BP has been forced to reduce the price it thinks it can get for the oil left in its underground reserves, as the energy giant took charges and write-offs that could reach £14 billion.
The company said the coronavirus pandemic could have an “enduring impact” on the global economy, and reduce the need for energy for a long time.
It means that prices, which plunged to their lowest in decades in April, are unlikely to bounce back to where they had been before the crisis, BP said.
The oil giant reduced the value of its remaining reserves from 75 US dollars per barrel to 55 dollars up to 2050.
That would still be a significant increase on current prices. Brent crude, the international standard, was trading at 38.24 dollars on Monday morning.
But the reduction, and other non-cash charges, could cost BP between 13 and 17.5 billion dollars (£10.4 billion to £14 billion), new boss Bernard Looney revealed.
The Irishman, who set out a plan to make the company emissions-neutral by the middle of the century, spun the Covid-19 pandemic as a way to accelerate global efforts to tackle climate change and meet the targets of the Paris Agreement.
“We have reset our price outlook to reflect that impact and the likelihood of greater efforts to ‘build back better’ towards a Paris-consistent world,” he said.
“We are also reviewing our development plans. All that will result in a significant charge in our upcoming results, but I am confident that these difficult decisions – rooted in our net-zero ambition and reaffirmed by the pandemic – will better enable us to compete through the energy transition.”
This could mean that BP decides to walk away from oil fields it was planning to develop.
“BP is also reviewing its intent to develop some of its exploration prospects and consequently is assessing the carrying values of the group’s intangible assets,” it said in a statement.
The news was welcomed by Charlie Kronick, a senior climate adviser at environmental group Greenpeace.
“This huge dent in BP’s balance sheet suggests it has finally dawned on BP that the climate emergency is going to make oil worth less – something that smart investors have been warning for some time,” he said.
“This is long overdue, and accelerating the switch to renewable energy will be vital not only to the climate but to any oil company hoping to survive in a zero-carbon future.”
Last week, Mr Looney took one of the toughest decisions of his less than five months in charge, as he revealed that the company would be slashing 10,000 jobs in part because of the coronavirus crisis.
The price of oil fell to below 19 dollars per barrel for Brent earlier this year, as a glut of supply and falling demand hit the market.

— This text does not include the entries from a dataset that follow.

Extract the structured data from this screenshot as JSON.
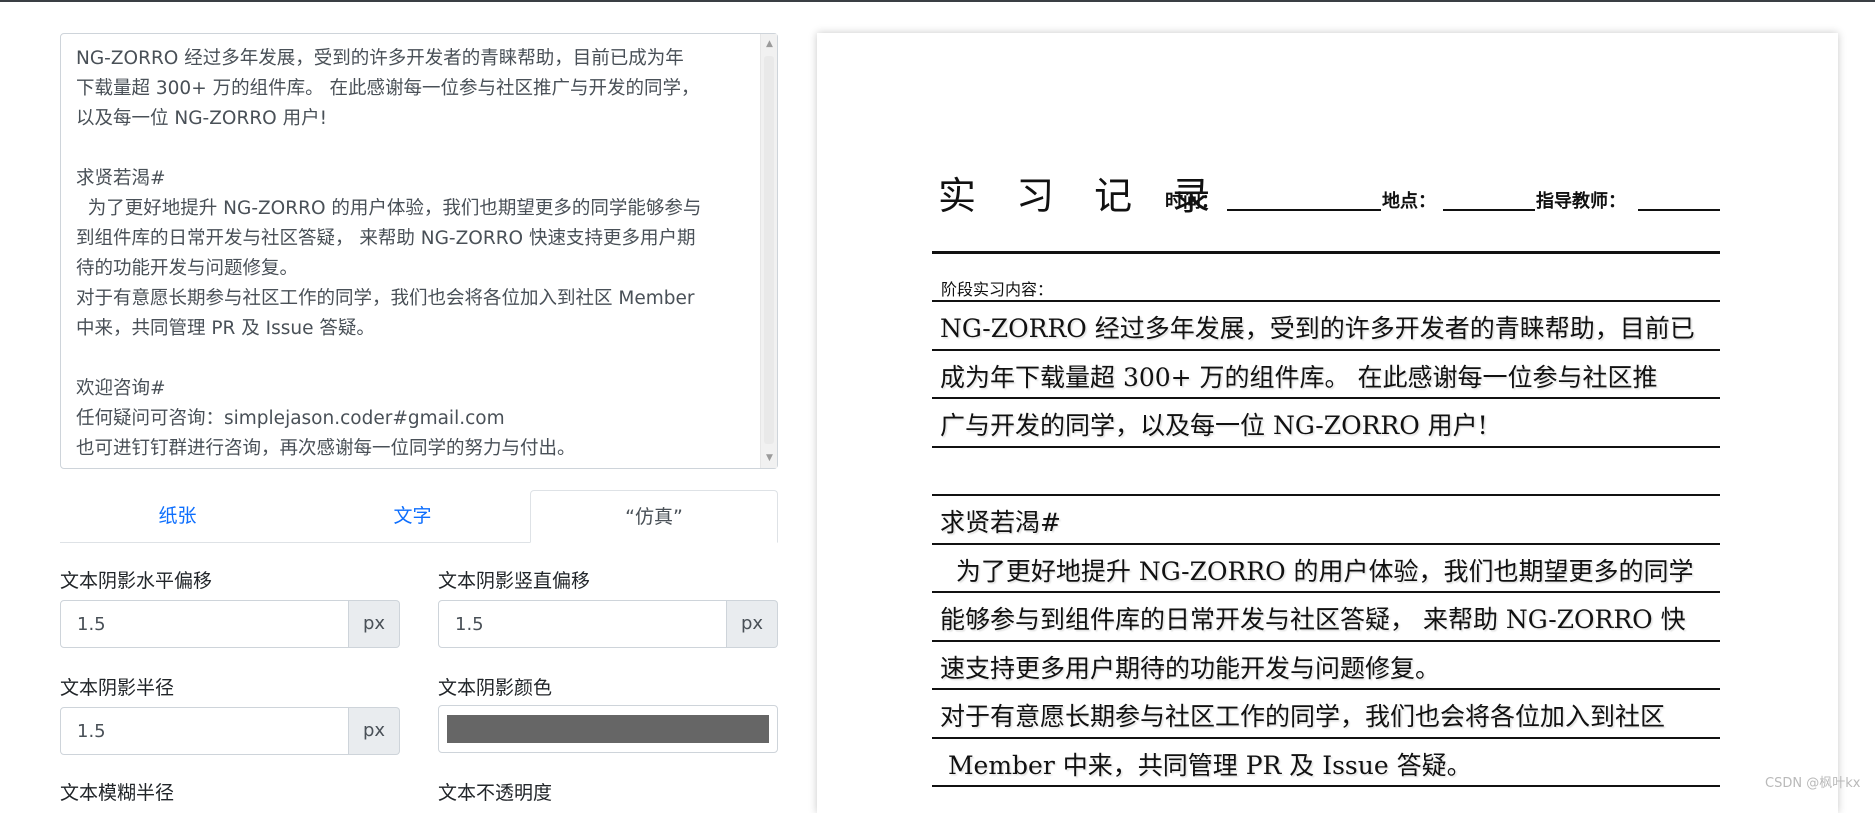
{
  "editor": {
    "text": "NG-ZORRO 经过多年发展，受到的许多开发者的青睐帮助，目前已成为年\n下载量超 300+ 万的组件库。 在此感谢每一位参与社区推广与开发的同学，\n以及每一位 NG-ZORRO 用户!\n\n求贤若渴#\n  为了更好地提升 NG-ZORRO 的用户体验，我们也期望更多的同学能够参与\n到组件库的日常开发与社区答疑， 来帮助 NG-ZORRO 快速支持更多用户期\n待的功能开发与问题修复。\n对于有意愿长期参与社区工作的同学，我们也会将各位加入到社区 Member\n中来，共同管理 PR 及 Issue 答疑。\n\n欢迎咨询#\n任何疑问可咨询：simplejason.coder#gmail.com\n也可进钉钉群进行咨询，再次感谢每一位同学的努力与付出。",
    "scroll_up": "▲",
    "scroll_down": "▼"
  },
  "tabs": [
    {
      "label": "纸张"
    },
    {
      "label": "文字"
    },
    {
      "label": "“仿真”"
    }
  ],
  "form": {
    "shadow_x": {
      "label": "文本阴影水平偏移",
      "value": "1.5",
      "unit": "px"
    },
    "shadow_y": {
      "label": "文本阴影竖直偏移",
      "value": "1.5",
      "unit": "px"
    },
    "shadow_radius": {
      "label": "文本阴影半径",
      "value": "1.5",
      "unit": "px"
    },
    "shadow_color": {
      "label": "文本阴影颜色",
      "value": "#666666"
    },
    "blur_radius": {
      "label": "文本模糊半径"
    },
    "opacity": {
      "label": "文本不透明度"
    }
  },
  "paper": {
    "title": "实 习 记 录",
    "time_label": "时间：",
    "place_label": "地点：",
    "teacher_label": "指导教师：",
    "section_label": "阶段实习内容：",
    "lines": [
      "NG-ZORRO 经过多年发展，受到的许多开发者的青睐帮助，目前已",
      "成为年下载量超 300+ 万的组件库。 在此感谢每一位参与社区推",
      "广与开发的同学，以及每一位 NG-ZORRO 用户!",
      "",
      "求贤若渴#",
      "  为了更好地提升 NG-ZORRO 的用户体验，我们也期望更多的同学",
      "能够参与到组件库的日常开发与社区答疑， 来帮助 NG-ZORRO 快",
      "速支持更多用户期待的功能开发与问题修复。",
      "对于有意愿长期参与社区工作的同学，我们也会将各位加入到社区",
      " Member 中来，共同管理 PR 及 Issue 答疑。"
    ]
  },
  "watermark": "CSDN @枫叶kx"
}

It has since recovered some ground.
Both moves to write down assets and cut jobs have led to speculation that BP’s dividend cannot be long for this world.
Some analysts were left scratching their heads when Mr Looney’s board increased what it pays to shareholders in the middle of the Covid-19 pandemic.
Conversely rival oil giant Shell slashed its dividend by two-thirds – the first reduction since the Second World War.
Michael Hewson, at CMC Markets, said Monday’s news was not unexpected.
“Something like this has been long overdue from BP, already paying a dividend that has been unsustainable for several years, and, with a debt level that is already too high, the company now faces any number of unpalatable choices,” he said.
“Having seen its sector peer Royal Dutch Shell bite the bullet and cut its dividend a few weeks ago, it would appear that BP is likely to have to follow suit, if it wants to reduce its already high debt levels and shore up its balance sheet for the new challenges ahead.”
Helal Miah, at The Share Centre, said: “This morning’s announcement may be the management’s way of softening the blow and leading us to expect a cut in the dividend when they publish the second quarter results in early August.”
Shares dropped by as much as 6.5% on Monday morning.